The New York Times Company (NYSE:NYT) posting a second quarter loss from continuing operations of $0.57.  Its operating income included a $0.85 non-cash write-down for About.com, without which the firm would have reported earnings of $0.14 per share, a year-over-year increase of $0.03. The primary driver we were watching this quarter was digital subscription growth, which posted an impressive increase of approximately 13% quarter-over-quarter. New York Times (NYSE:NYT) competes with other newspapers and online media sources such as AOL‘s (NYSE:AOL) Huffington Post and News Corp‘s (NASDAQ: NWS) Wall Street Journal and New York Post.
Our estimated stock value for New York Times has increased to $8.55 from $6.56 due to an improvement in the companies net debt position. This was primarily due to infusion of $63 million cash from the sale of Fenway Sports Group. The new cash leaves the company with greater liquidity and allows the company to better manage is debt obligations.
With an ever increasing amount of content consumption occurring online, it was essential that New York Times posted an increase in its digital subscribers. It reported that the total digital subscription base across all of its sites was approximately 532 thousand at quarter end, compared with 472 thousand on March 18, 2012.
The primary driver of this increase was a decision taken by the company to decrease the number of articles a non-paying user could read to 10 from 20. We view this trend as good news for investors because it highlights the value of the content that the company provides, which is the primary way in which the company attracts users. Users could have easily switched to other free news sources for their content when the restriction was implemented, but instead chose to stay with New York Times and pay for a subscription.
We currently estimate that the number of NYT Online Subscribers will increase to approximately 1.3 million by the end of our forecast period, but if the total number of subscribers increases to approximately 1.6 million, we would see 5% upside to the Trefis price. Conversely, if the number of digital subscribers slows to approximately 1 million, we estimate that New York Times’ value would decrease by 5%. You can assess the impact that digital subscriber growth has on New York Times’ value by using our tool below:
Downside to our estimates to digital subscriber growth could occur if the quality of New York Times’ content deteriorates or if the quality of content on free websites improves. In either of these situations, users might not have an incentive to pay for a subscription because they could get the same, if not better content, on other free websites.
We were also keeping a close eye on the company’s advertising revenue figures; an 8% decline in print advertising and a 4% decline in digital advertising, primarily due to declines at About.com. We expect that print advertising revenues for the company will continue to decline until the end of our forecast period primarily because of a secular downward trend in US national print ad spending. Since print advertising is the second largest segment of the business, a faster than expected decrease in national print ad spending could mean further downside to our price estimate. For example, if US national ad spending decreases to approximately 2 billion, it would decrease the price of the company by 10%.
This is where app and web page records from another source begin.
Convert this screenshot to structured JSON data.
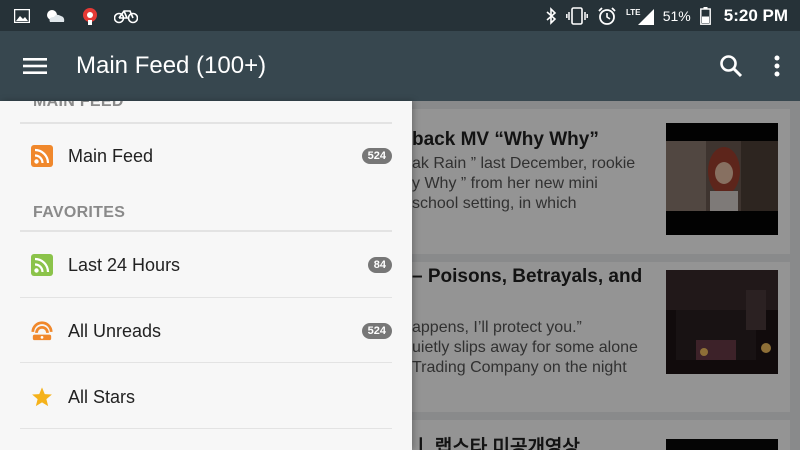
{
  "status_bar": {
    "battery_percent": "51%",
    "time": "5:20 PM",
    "network_type": "LTE",
    "icons_left": [
      "image-icon",
      "weather-icon",
      "app-icon",
      "bike-icon"
    ],
    "icons_right": [
      "bluetooth-icon",
      "vibrate-icon",
      "alarm-icon",
      "lte-icon",
      "battery-icon"
    ]
  },
  "toolbar": {
    "title": "Main Feed (100+)",
    "menu_icon": "hamburger-icon",
    "search_icon": "search-icon",
    "overflow_icon": "more-vert-icon"
  },
  "drawer": {
    "top_section_partial": "MAIN FEED",
    "main_feed": {
      "label": "Main Feed",
      "count": "524",
      "icon": "rss-icon"
    },
    "favorites_header": "FAVORITES",
    "favorites": [
      {
        "label": "Last 24 Hours",
        "count": "84",
        "icon": "rss-green-icon"
      },
      {
        "label": "All Unreads",
        "count": "524",
        "icon": "unread-feed-icon"
      },
      {
        "label": "All Stars",
        "count": "",
        "icon": "star-icon"
      }
    ]
  },
  "feed": {
    "articles": [
      {
        "title_visible": "back MV “Why Why”",
        "snippet_visible": "ak Rain ” last December, rookie\ny Why ” from her new mini\nschool setting, in which"
      },
      {
        "title_visible": "– Poisons, Betrayals, and",
        "snippet_visible": "appens, I’ll protect you.”\nuietly slips away for some alone\nTrading Company on the night"
      },
      {
        "title_visible": "ㅣ 랩스타 미공개영상"
      }
    ]
  },
  "colors": {
    "status_bar_bg": "#263238",
    "toolbar_bg": "#37474f",
    "drawer_bg": "#f7f7f7",
    "badge_bg": "#777777",
    "rss_orange": "#f0882c",
    "rss_green": "#8bc34a",
    "star_yellow": "#f5b21a"
  }
}
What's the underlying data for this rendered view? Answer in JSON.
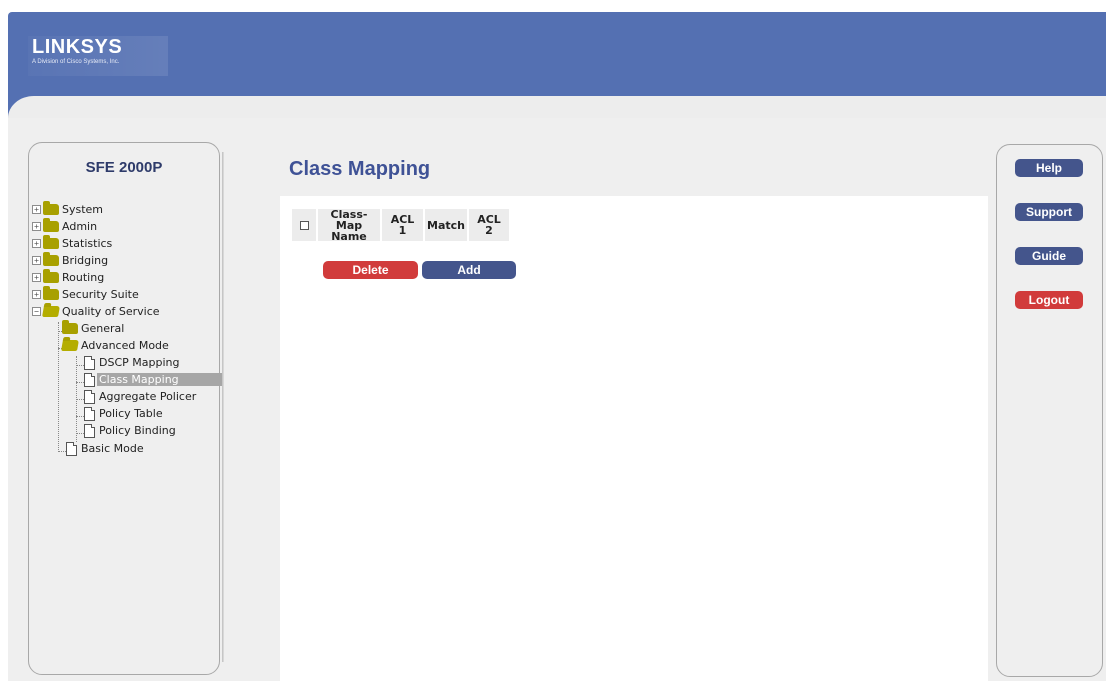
{
  "brand": {
    "name": "Linksys",
    "tagline": "A Division of Cisco Systems, Inc."
  },
  "device": {
    "name": "SFE 2000P"
  },
  "nav": {
    "system": "System",
    "admin": "Admin",
    "statistics": "Statistics",
    "bridging": "Bridging",
    "routing": "Routing",
    "security_suite": "Security Suite",
    "quality_of_service": "Quality of Service",
    "general": "General",
    "advanced_mode": "Advanced Mode",
    "dscp_mapping": "DSCP Mapping",
    "class_mapping": "Class Mapping",
    "aggregate_policer": "Aggregate Policer",
    "policy_table": "Policy Table",
    "policy_binding": "Policy Binding",
    "basic_mode": "Basic Mode",
    "selected": "Class Mapping"
  },
  "page": {
    "title": "Class Mapping"
  },
  "table": {
    "columns": [
      "Class-Map Name",
      "ACL 1",
      "Match",
      "ACL 2"
    ],
    "col_classmap_line1": "Class-Map",
    "col_classmap_line2": "Name",
    "col_acl1": "ACL 1",
    "col_match": "Match",
    "col_acl2": "ACL 2",
    "rows": []
  },
  "actions": {
    "delete_label": "Delete",
    "add_label": "Add"
  },
  "right_nav": {
    "help_label": "Help",
    "support_label": "Support",
    "guide_label": "Guide",
    "logout_label": "Logout"
  },
  "colors": {
    "header_blue": "#5470b2",
    "button_blue": "#44558c",
    "button_red": "#d13b3b",
    "title_blue": "#3f5296",
    "selected_gray": "#a6a6a6"
  }
}
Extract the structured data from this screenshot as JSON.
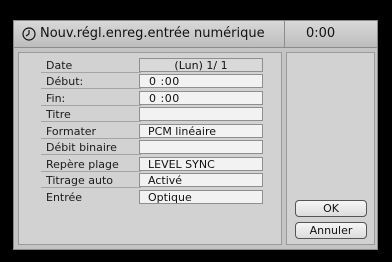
{
  "header": {
    "title": "Nouv.régl.enreg.entrée numérique",
    "time": "0:00",
    "icon": "clock-icon"
  },
  "fields": [
    {
      "label": "Date",
      "value": "(Lun) 1/ 1"
    },
    {
      "label": "Début:",
      "value": "0 :00"
    },
    {
      "label": "Fin:",
      "value": "0 :00"
    },
    {
      "label": "Titre",
      "value": ""
    },
    {
      "label": "Formater",
      "value": "PCM linéaire"
    },
    {
      "label": "Débit binaire",
      "value": ""
    },
    {
      "label": "Repère plage",
      "value": "LEVEL SYNC"
    },
    {
      "label": "Titrage auto",
      "value": "Activé"
    },
    {
      "label": "Entrée",
      "value": "Optique"
    }
  ],
  "buttons": {
    "ok": "OK",
    "cancel": "Annuler"
  }
}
With national print ad spending and newspaper circulation on the decline, New York Times’ brand value along with its digital subscriber growth is central to the business’ health going forward. The company’s strategy of decreasing the number of free page views to increase subscriber growth paid off during the quarter, and it must continue to maintain this growth rate justify our current valuation. We currently have a $8.55 price estimate for New York Times, which is approximately 10% above the current market price.Notes: